Scientists have a new theory about the world’s strangest city: a tiny, tiny city in the Himalayas.
The world’s densest city has an estimated population of about 10 million people, but it’s also home to some of the densest wildlife and most mysterious inhabitants, according a new paper published in the journal Nature Geoscience.
The study is the first to quantify how closely cities are linked to their surroundings, and to map the spread of urban sprawl in the world.
It’s a little hard to know where to start with this one, but if you’ve ever visited a small, nondescript town like the one described by the scientists in the paper, it’s safe to assume that it’s a bit strange.
It might be the place where the founder of the city first heard the name of the new continent, or the place that inspired his city to be a bustling metropolis.
Or perhaps it’s the place in which he began the world-first expedition to explore the ancient Himalaya region.
The researchers’ study is based on data collected by the Global Land Imager (GLI) on satellite images of China’s mountainous regions, which are about as dense as London.
They’re based on a global dataset that includes information from hundreds of thousands of buildings in the areas surveyed, including the city of Yulin in China, and the town of Zhenjiang in Mongolia.
The team’s results reveal that the city in question is the site of a massive natural formation called an “alpine plateau”.
It’s not a mountain.
It’s an “unfathomable” formation that has grown to about three metres high, with peaks and valleys that stretch as far as the eye can see.
The most likely explanation for this strange landscape, the researchers say, is that it was created by the melting of glaciers that flowed down the Himalayan foothills to form the Himalaya Mountains.
“The melting of the Himalas in the past few thousand years has created a vast area of open water that has been very rapidly eroding and releasing large amounts of water,” lead author Daniel Fournier, of the University of Zurich in Switzerland, said in a statement.
“In addition to the enormous amount of water that was released, this water has also been transported over great distances, from the mountains to the ocean and back.”
The team believes the water that once flowed up the mountain could be frozen, but this isn’t confirmed by the GLI images, so the researchers had to rely on speculation.
“Our results show that the lake and the surrounding region are a consequence of the melting and releasing of ice, but we don’t yet know what caused the glacier to form,” said lead author Robert Jager, a geologist at the University the Netherlands Institute for Geosciences in Rotterdam.
That means that if there was no ice to melt, it would be much easier to fill the lakes and mountains with water.
However, Fourniers study suggests that the ice that formed in the region was formed over a period of about 4,000 years.
This means that there was plenty of time for the ice to break down and crystallise, and then to evaporate away.
The water that’s in the lakes is much more likely to be frozen than the water below the mountains, which is likely because the glaciers themselves are quite small.
The team suspects that the melting ice may have melted and been trapped underneath the mountains themselves, which could have allowed it to crystallise and become water.
“This is the most probable explanation,” said Jager.

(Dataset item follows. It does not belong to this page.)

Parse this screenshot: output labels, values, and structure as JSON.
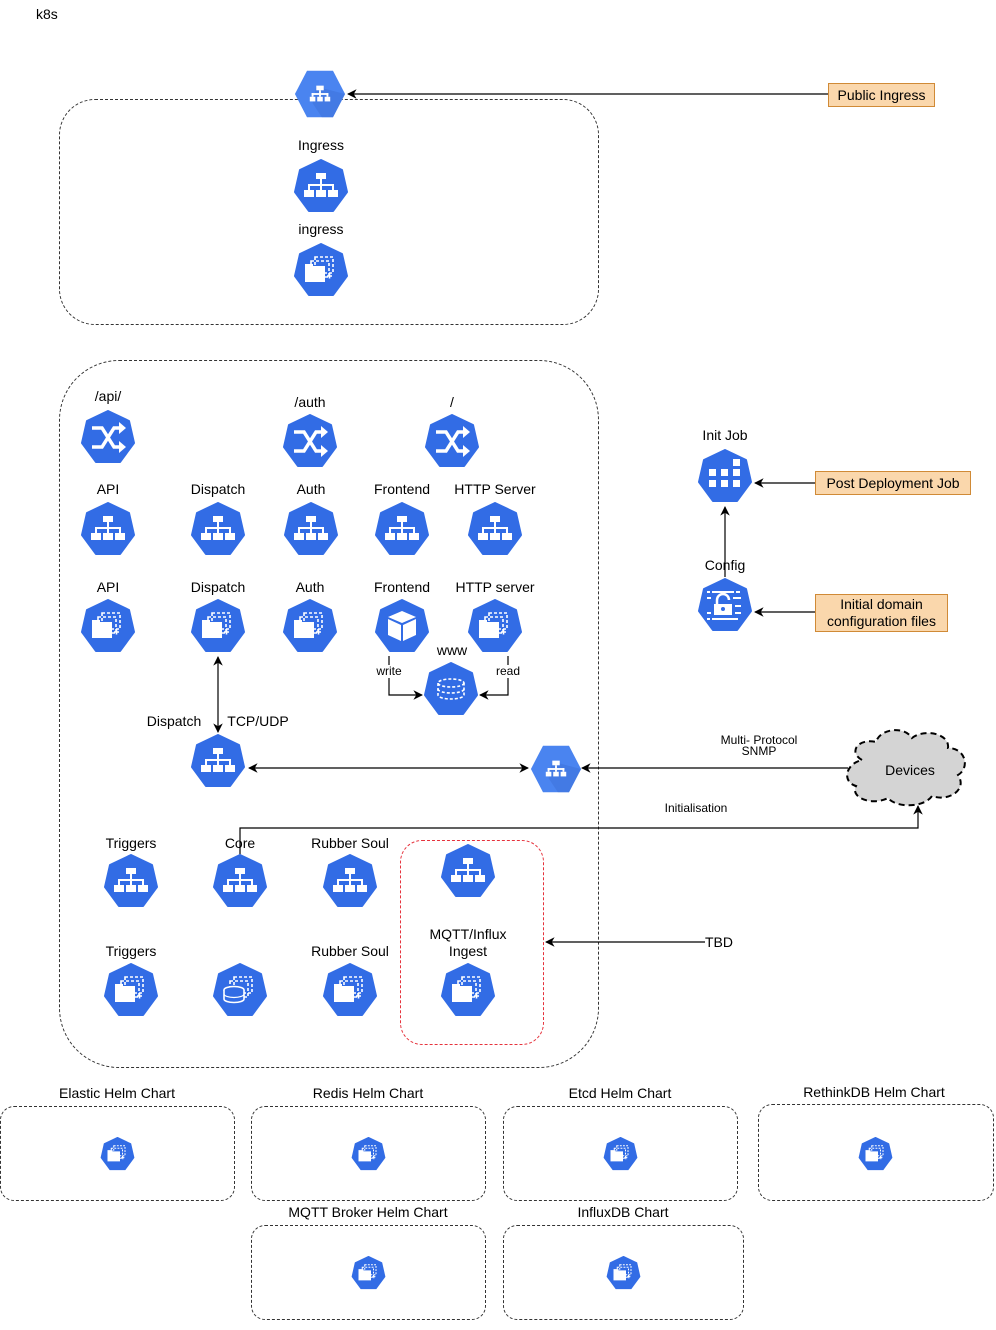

“It’s very similar to what we saw in Antarctica during the last ice age.”
But the question remains: what caused it to form in the first place?
What caused the formation of the Alps in the area of the Great Himalayavarta, and what caused this glacier to melt and become so large?
The answer, according the researchers, is simple: the melting glaciers.
The melting glaciers, as described in the study, have been melting over the past 150,000 to 200,000 centuries.
This means that they’re moving faster than the ice on the mountains.
In the last 2,000 or so years, the glaciers have been moving at about 15 metres per year.
This is faster than any glacier that we’ve seen in the history of the world, and could account for the massive amount of ice that is floating on the surface of the mountains in the northern Himalayahs.
What the researchers are now trying to do is find out more about how glaciers melt and what happens to them over time.
“In this way, we can find out what the role of glaciers in the climate system was and whether this is changing over time,” Fourners team said.
While the scientists don’t have any direct evidence that the glaciers are melting at an unprecedented rate, they do have indirect evidence that they are.
“We are seeing a very rapid change in the